Lucy, that's her name. She had a kid, was married twice and died on August 7 last year. She could have died of a liver intoxication or because of smoking in such a nasty way that a complete army of cleandrills would have left the waste-pack before she did, but she had been clever and sweet, as far as I knew, and for a reason no one else could have imagined she got killed. I killed her. It hadn't been my intention to kill her but I did. Officers and people of duty quite often have a different approach of such matter and I must admit that I took care of the opproach they have. The killing had no other feed than the feed it had. Must I admit, in a decent way or not, enjoying the taste of a tempranillo, balanced beyond knowledge, that actually I am the one who had to be killed, maybe. I don't think so. Death has been committed with all the pleasures it offers. Lucy, which may have been her real name, had a certain amount of habits. We never got married, there was no reason to get married, but we had sex and I loved her. She had strange habits though. It didn't take the measure of a volume of serious and delicate thoughts to know that I had to take care to get rid of that. Once a week, on Tuesdays and on Tuesday only, we had spaghetti. It took a month to get to the point how that spaghetti had to be made, as Lucy didn't want anything else but that spaghetti, prepared with sliced oignon, porc meat, prefab tomatoe sauce and a gentle touch of garlic, which anyway attracted my attention to all the variations it had. Porc meat is one thing, I thought.

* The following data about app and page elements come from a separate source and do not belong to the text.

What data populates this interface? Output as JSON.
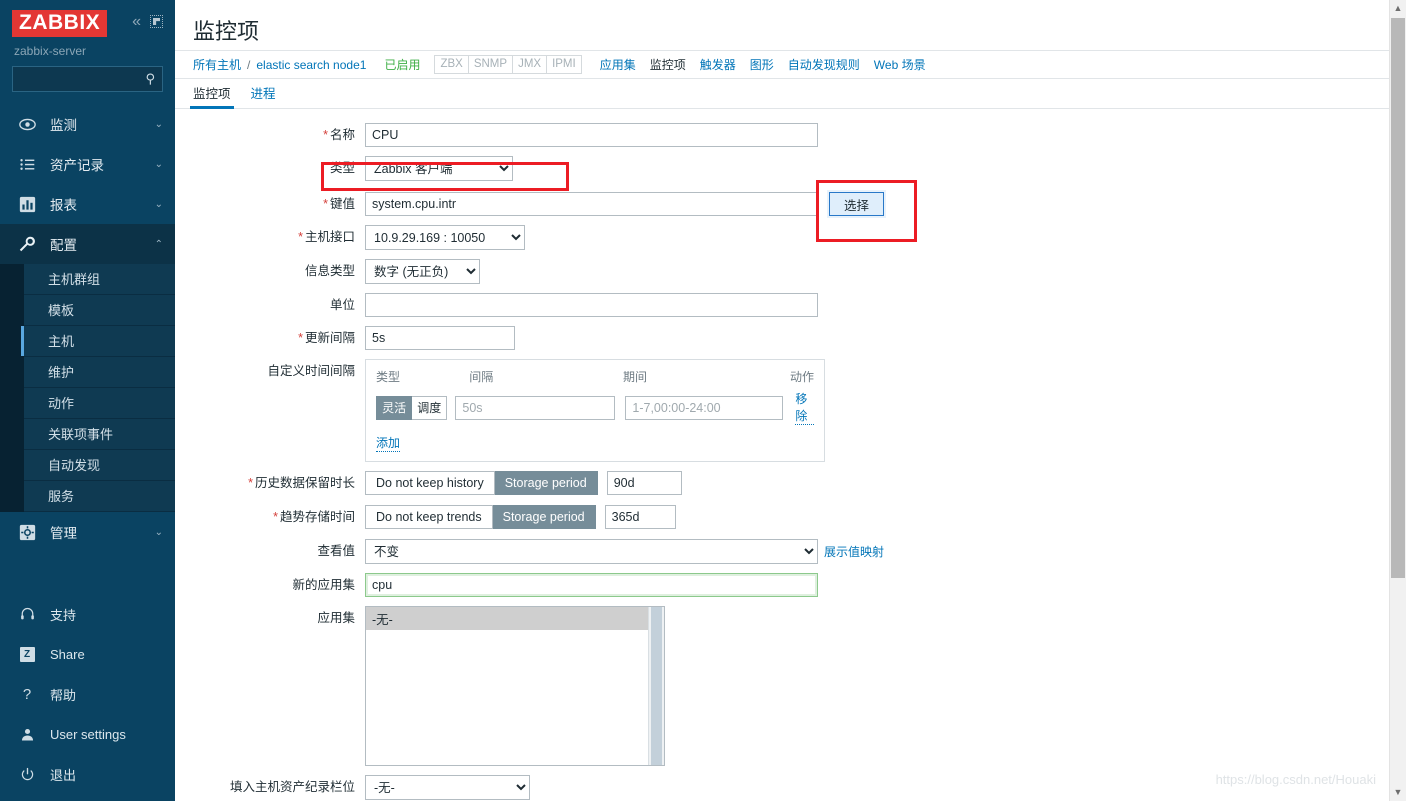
{
  "sidebar": {
    "logo": "ZABBIX",
    "server": "zabbix-server",
    "search_placeholder": "",
    "collapse_icon": "«",
    "nav": [
      {
        "label": "监测",
        "icon": "eye-icon",
        "chevron": "⌄"
      },
      {
        "label": "资产记录",
        "icon": "list-icon",
        "chevron": "⌄"
      },
      {
        "label": "报表",
        "icon": "chart-icon",
        "chevron": "⌄"
      },
      {
        "label": "配置",
        "icon": "wrench-icon",
        "chevron": "⌃"
      }
    ],
    "sub_items": [
      "主机群组",
      "模板",
      "主机",
      "维护",
      "动作",
      "关联项事件",
      "自动发现",
      "服务"
    ],
    "active_sub": "主机",
    "admin": {
      "label": "管理",
      "icon": "gear-icon",
      "chevron": "⌄"
    },
    "footer": [
      {
        "label": "支持",
        "icon": "headset-icon"
      },
      {
        "label": "Share",
        "icon": "zabbix-share-icon"
      },
      {
        "label": "帮助",
        "icon": "question-icon"
      },
      {
        "label": "User settings",
        "icon": "user-icon"
      },
      {
        "label": "退出",
        "icon": "power-icon"
      }
    ]
  },
  "header": {
    "title": "监控项",
    "breadcrumb": {
      "all_hosts": "所有主机",
      "separator": "/",
      "host": "elastic search node1",
      "status": "已启用",
      "badges": [
        "ZBX",
        "SNMP",
        "JMX",
        "IPMI"
      ],
      "nav": [
        {
          "label": "应用集",
          "current": false
        },
        {
          "label": "监控项",
          "current": true
        },
        {
          "label": "触发器",
          "current": false
        },
        {
          "label": "图形",
          "current": false
        },
        {
          "label": "自动发现规则",
          "current": false
        },
        {
          "label": "Web 场景",
          "current": false
        }
      ]
    },
    "tabs": [
      {
        "label": "监控项",
        "active": true
      },
      {
        "label": "进程",
        "active": false
      }
    ]
  },
  "form": {
    "name": {
      "label": "名称",
      "required": true,
      "value": "CPU"
    },
    "type": {
      "label": "类型",
      "required": false,
      "value": "Zabbix 客户端"
    },
    "key": {
      "label": "键值",
      "required": true,
      "value": "system.cpu.intr",
      "button": "选择"
    },
    "host_iface": {
      "label": "主机接口",
      "required": true,
      "value": "10.9.29.169 : 10050"
    },
    "info_type": {
      "label": "信息类型",
      "required": false,
      "value": "数字 (无正负)"
    },
    "units": {
      "label": "单位",
      "required": false,
      "value": ""
    },
    "interval": {
      "label": "更新间隔",
      "required": true,
      "value": "5s"
    },
    "custom_intervals": {
      "label": "自定义时间间隔",
      "headers": [
        "类型",
        "间隔",
        "期间",
        "动作"
      ],
      "rows": [
        {
          "type_options": [
            "灵活",
            "调度"
          ],
          "type_selected": "灵活",
          "interval_placeholder": "50s",
          "interval_value": "",
          "period_placeholder": "1-7,00:00-24:00",
          "period_value": "",
          "action": "移除"
        }
      ],
      "add_label": "添加"
    },
    "history": {
      "label": "历史数据保留时长",
      "required": true,
      "options": [
        "Do not keep history",
        "Storage period"
      ],
      "selected": "Storage period",
      "value": "90d"
    },
    "trends": {
      "label": "趋势存储时间",
      "required": true,
      "options": [
        "Do not keep trends",
        "Storage period"
      ],
      "selected": "Storage period",
      "value": "365d"
    },
    "view_value": {
      "label": "查看值",
      "required": false,
      "value": "不变",
      "link": "展示值映射"
    },
    "new_app": {
      "label": "新的应用集",
      "required": false,
      "value": "cpu"
    },
    "app_set": {
      "label": "应用集",
      "required": false,
      "options": [
        "-无-"
      ],
      "selected": "-无-"
    },
    "inventory_field": {
      "label": "填入主机资产纪录栏位",
      "required": false,
      "value": "-无-"
    }
  },
  "watermark": "https://blog.csdn.net/Houaki",
  "colors": {
    "sidebar_bg": "#0a4362",
    "logo_red": "#e33734",
    "link_blue": "#0275b8",
    "status_green": "#3faf46",
    "annotation_red": "#ec1c24",
    "segment_active": "#768d99"
  }
}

I started to look around, on the main floor, upstairs, if there wasn't anything else. Soon after I started to hate Tuesdays. Spaghetti on Tuesday was not the only habit she had. She worked at Harford's University, cleaning the bathroom. Silly, I always have known that she did far more than just cleaning bathrooms. Academic practice offers opportunities with any sort of thing far beyond that sort of practice.